- _DATASET EXCERPTS_:

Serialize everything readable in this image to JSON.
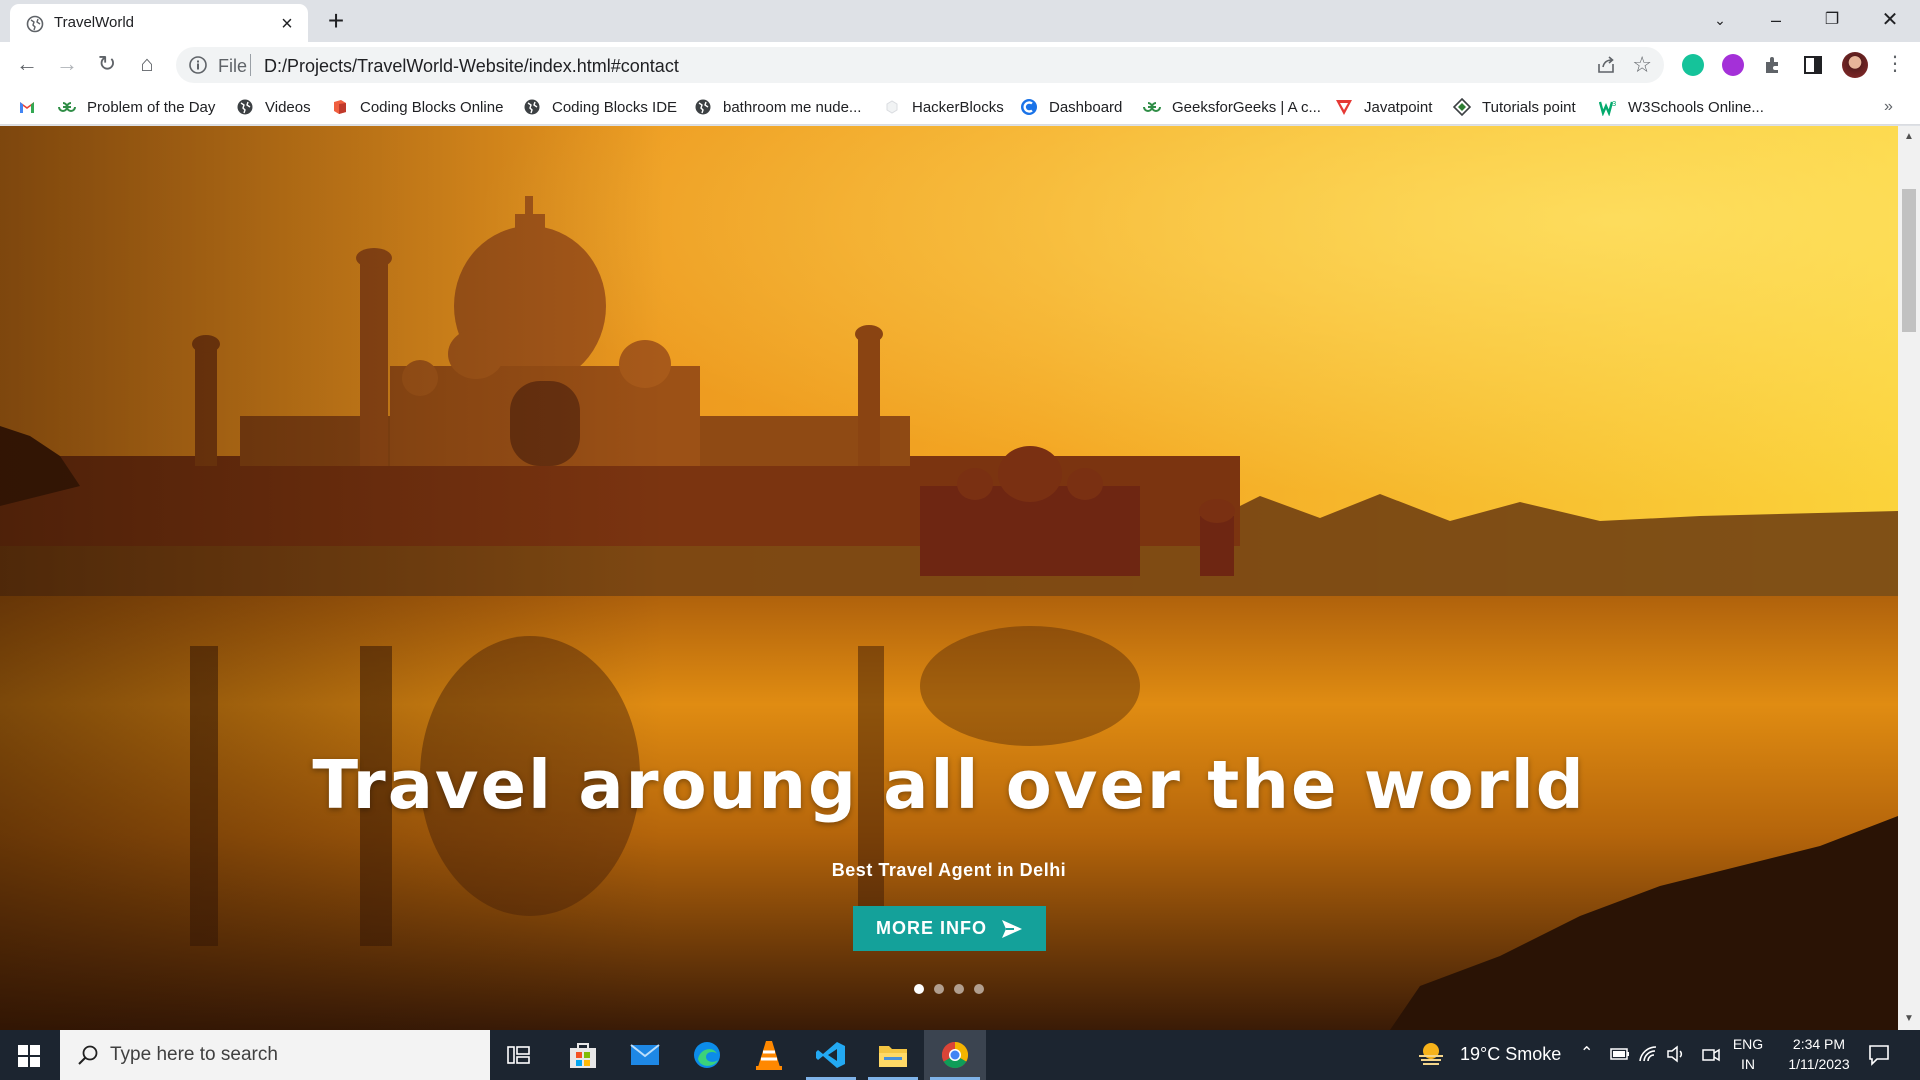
{
  "browser": {
    "tab_title": "TravelWorld",
    "url_scheme": "File",
    "url": "D:/Projects/TravelWorld-Website/index.html#contact"
  },
  "bookmarks": [
    {
      "label": "",
      "icon": "gmail-icon"
    },
    {
      "label": "Problem of the Day",
      "icon": "geeksforgeeks-icon"
    },
    {
      "label": "Videos",
      "icon": "globe-icon"
    },
    {
      "label": "Coding Blocks Online",
      "icon": "coding-blocks-icon"
    },
    {
      "label": "Coding Blocks IDE",
      "icon": "globe-icon"
    },
    {
      "label": "bathroom me nude...",
      "icon": "globe-icon"
    },
    {
      "label": "HackerBlocks",
      "icon": "hackerblocks-icon"
    },
    {
      "label": "Dashboard",
      "icon": "dashboard-icon"
    },
    {
      "label": "GeeksforGeeks | A c...",
      "icon": "geeksforgeeks-icon"
    },
    {
      "label": "Javatpoint",
      "icon": "javatpoint-icon"
    },
    {
      "label": "Tutorials point",
      "icon": "tutorialspoint-icon"
    },
    {
      "label": "W3Schools Online...",
      "icon": "w3schools-icon"
    }
  ],
  "hero": {
    "title": "Travel aroung all over the world",
    "subtitle": "Best Travel Agent in Delhi",
    "button_label": "MORE INFO",
    "slides": 4,
    "active_slide": 1
  },
  "taskbar": {
    "search_placeholder": "Type here to search",
    "weather": "19°C  Smoke",
    "lang_top": "ENG",
    "lang_bottom": "IN",
    "time": "2:34 PM",
    "date": "1/11/2023"
  },
  "colors": {
    "accent_button": "#14a19a",
    "taskbar": "#1c2530"
  }
}
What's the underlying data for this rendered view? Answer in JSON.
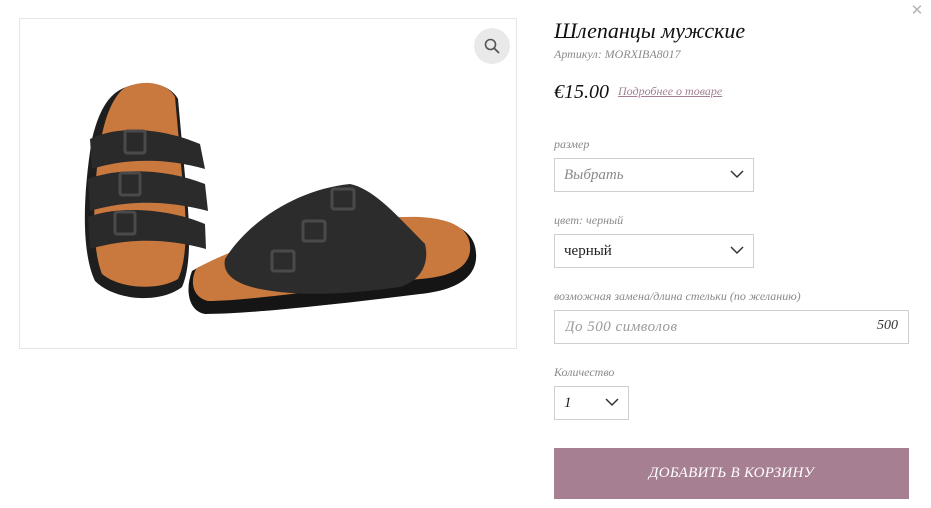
{
  "modal": {
    "close_icon": "close-icon"
  },
  "product": {
    "title": "Шлепанцы мужские",
    "sku": "Артикул: MORXIBA8017",
    "price": "€15.00",
    "details_link": "Подробнее о товаре",
    "image_icon": "sandals-image",
    "zoom_icon": "search-icon"
  },
  "options": {
    "size_label": "размер",
    "size_value": "Выбрать",
    "color_label": "цвет: черный",
    "color_value": "черный",
    "insole_label": "возможная замена/длина стельки (по желанию)",
    "insole_placeholder": "До 500 символов",
    "insole_counter": "500",
    "quantity_label": "Количество",
    "quantity_value": "1"
  },
  "cart": {
    "add_label": "ДОБАВИТЬ В КОРЗИНУ"
  },
  "colors": {
    "accent": "#a77f92",
    "link": "#a47f93",
    "border": "#cfcfcf"
  }
}
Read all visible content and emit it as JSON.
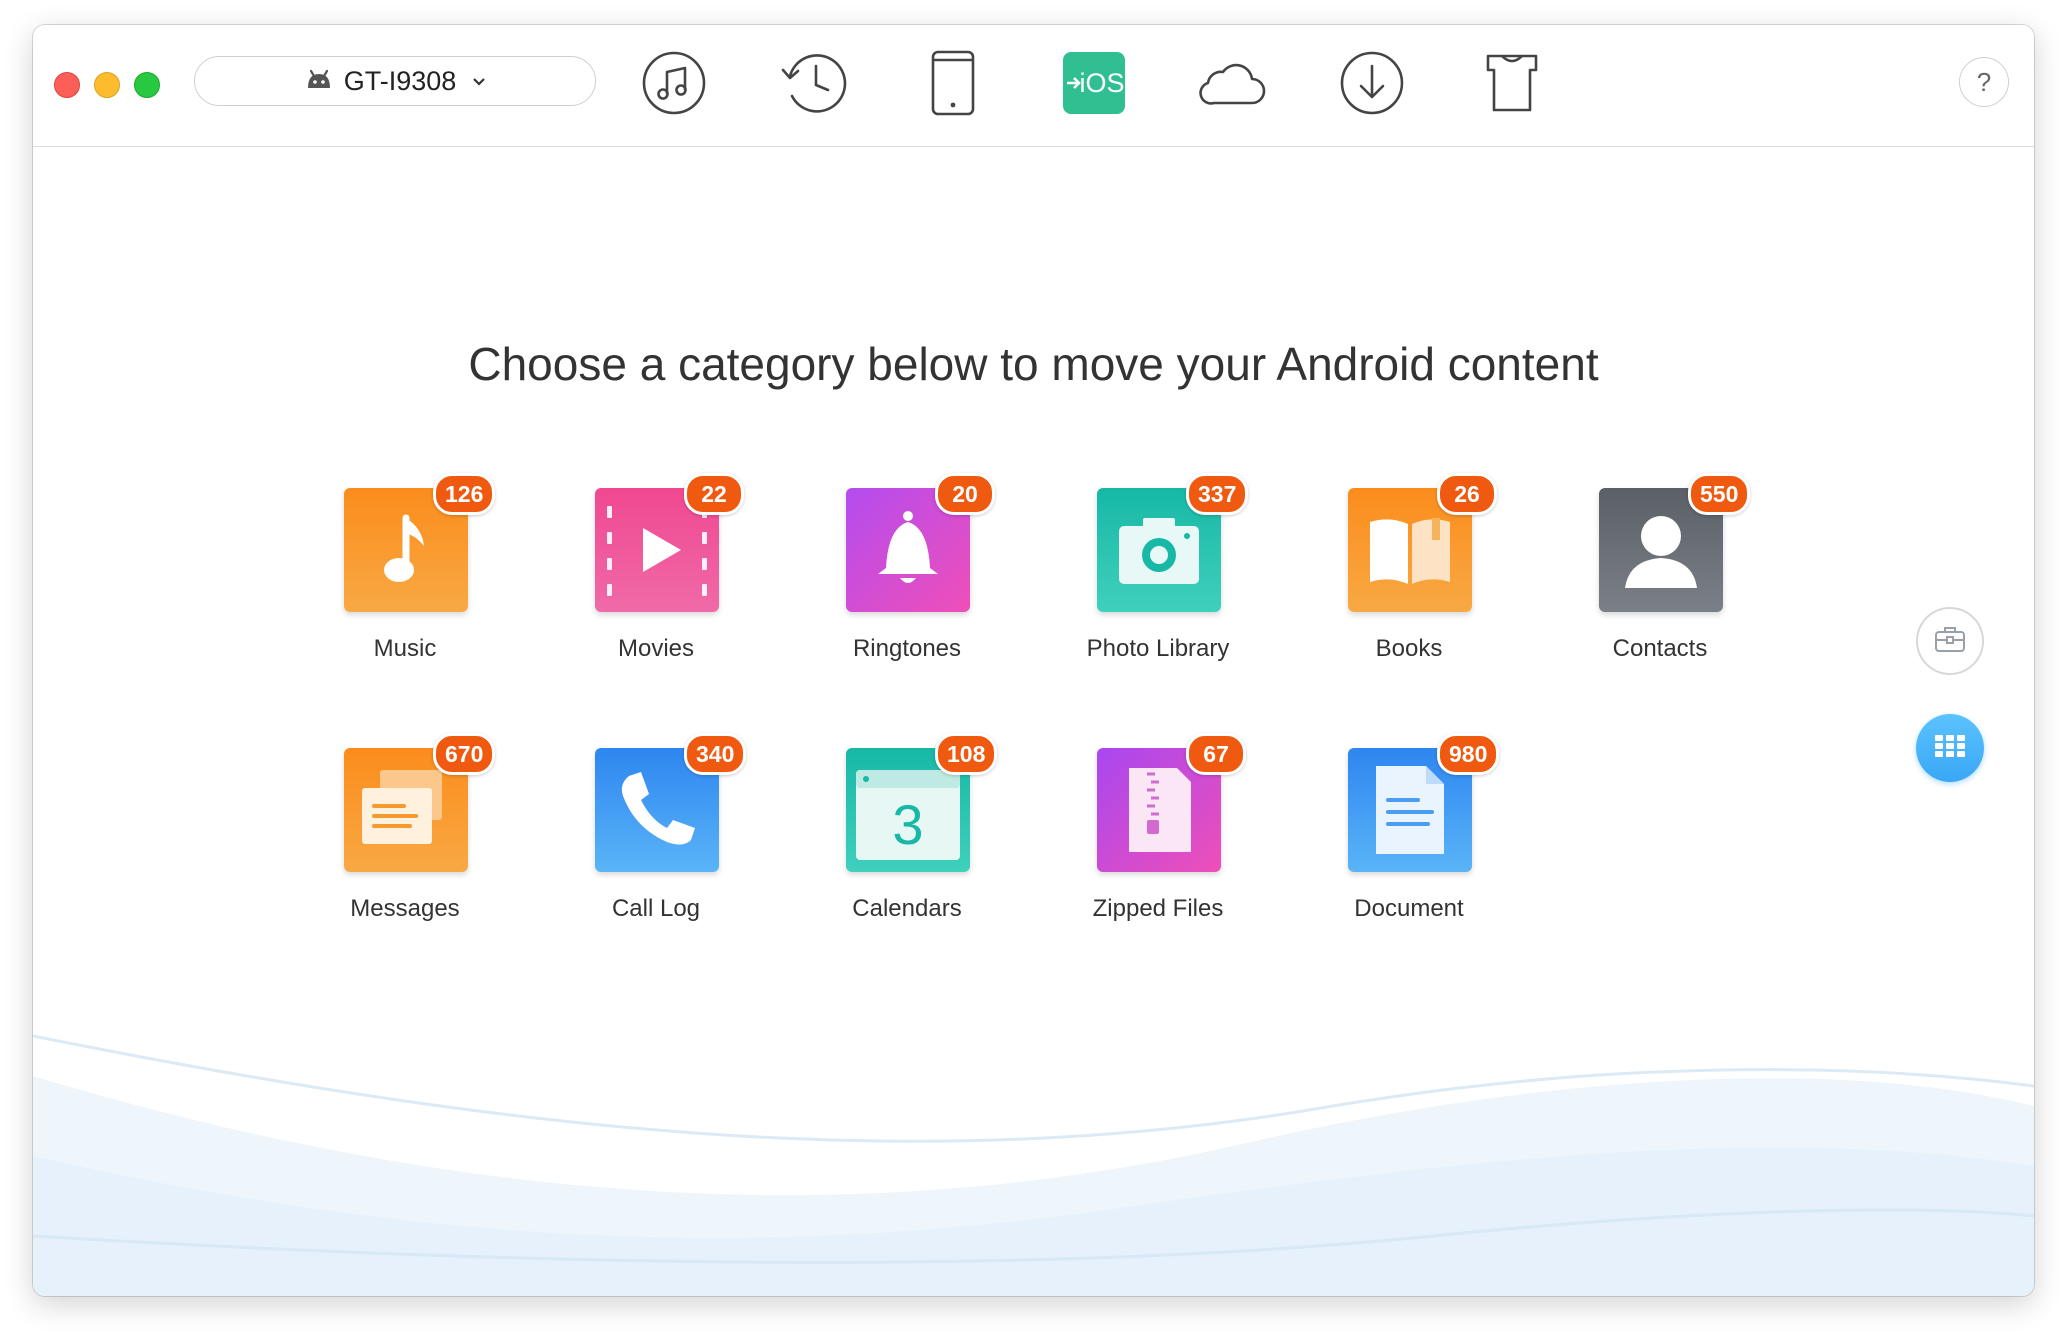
{
  "titlebar": {
    "device_name": "GT-I9308",
    "help_label": "?",
    "toolbar": [
      {
        "name": "music-manager-icon"
      },
      {
        "name": "backup-history-icon"
      },
      {
        "name": "device-manager-icon"
      },
      {
        "name": "android-to-ios-icon",
        "label": "iOS",
        "active": true
      },
      {
        "name": "icloud-manager-icon"
      },
      {
        "name": "download-icon"
      },
      {
        "name": "theme-icon"
      }
    ]
  },
  "main": {
    "heading": "Choose a category below to move your Android content",
    "categories": [
      {
        "label": "Music",
        "count": "126",
        "icon": "music-note-icon",
        "color_from": "#fb8c1c",
        "color_to": "#f8a944"
      },
      {
        "label": "Movies",
        "count": "22",
        "icon": "film-play-icon",
        "color_from": "#f04891",
        "color_to": "#f06aa8"
      },
      {
        "label": "Ringtones",
        "count": "20",
        "icon": "bell-icon",
        "color_from": "#b44cf0",
        "color_to": "#ef4fb8"
      },
      {
        "label": "Photo Library",
        "count": "337",
        "icon": "camera-icon",
        "color_from": "#17b8a6",
        "color_to": "#3fd0bc"
      },
      {
        "label": "Books",
        "count": "26",
        "icon": "open-book-icon",
        "color_from": "#fb8c1c",
        "color_to": "#f8a944"
      },
      {
        "label": "Contacts",
        "count": "550",
        "icon": "person-icon",
        "color_from": "#5b5f66",
        "color_to": "#7b8088"
      },
      {
        "label": "Messages",
        "count": "670",
        "icon": "message-icon",
        "color_from": "#fb8c1c",
        "color_to": "#f8a944"
      },
      {
        "label": "Call Log",
        "count": "340",
        "icon": "phone-icon",
        "color_from": "#2e86f0",
        "color_to": "#5ab4f7"
      },
      {
        "label": "Calendars",
        "count": "108",
        "icon": "calendar-icon",
        "color_from": "#17b8a6",
        "color_to": "#3fd0bc",
        "day": "3"
      },
      {
        "label": "Zipped Files",
        "count": "67",
        "icon": "zip-file-icon",
        "color_from": "#a847f0",
        "color_to": "#ef4fb8"
      },
      {
        "label": "Document",
        "count": "980",
        "icon": "document-icon",
        "color_from": "#2e86f0",
        "color_to": "#5ab4f7"
      }
    ]
  },
  "colors": {
    "badge": "#ef5a10",
    "accent_green": "#2fbf90",
    "grid_button": "#3aa7f6"
  }
}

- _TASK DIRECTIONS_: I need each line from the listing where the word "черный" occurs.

- _ANSWER BOX_:
    "color_label": "цвет: черный",
    "color_value": "черный",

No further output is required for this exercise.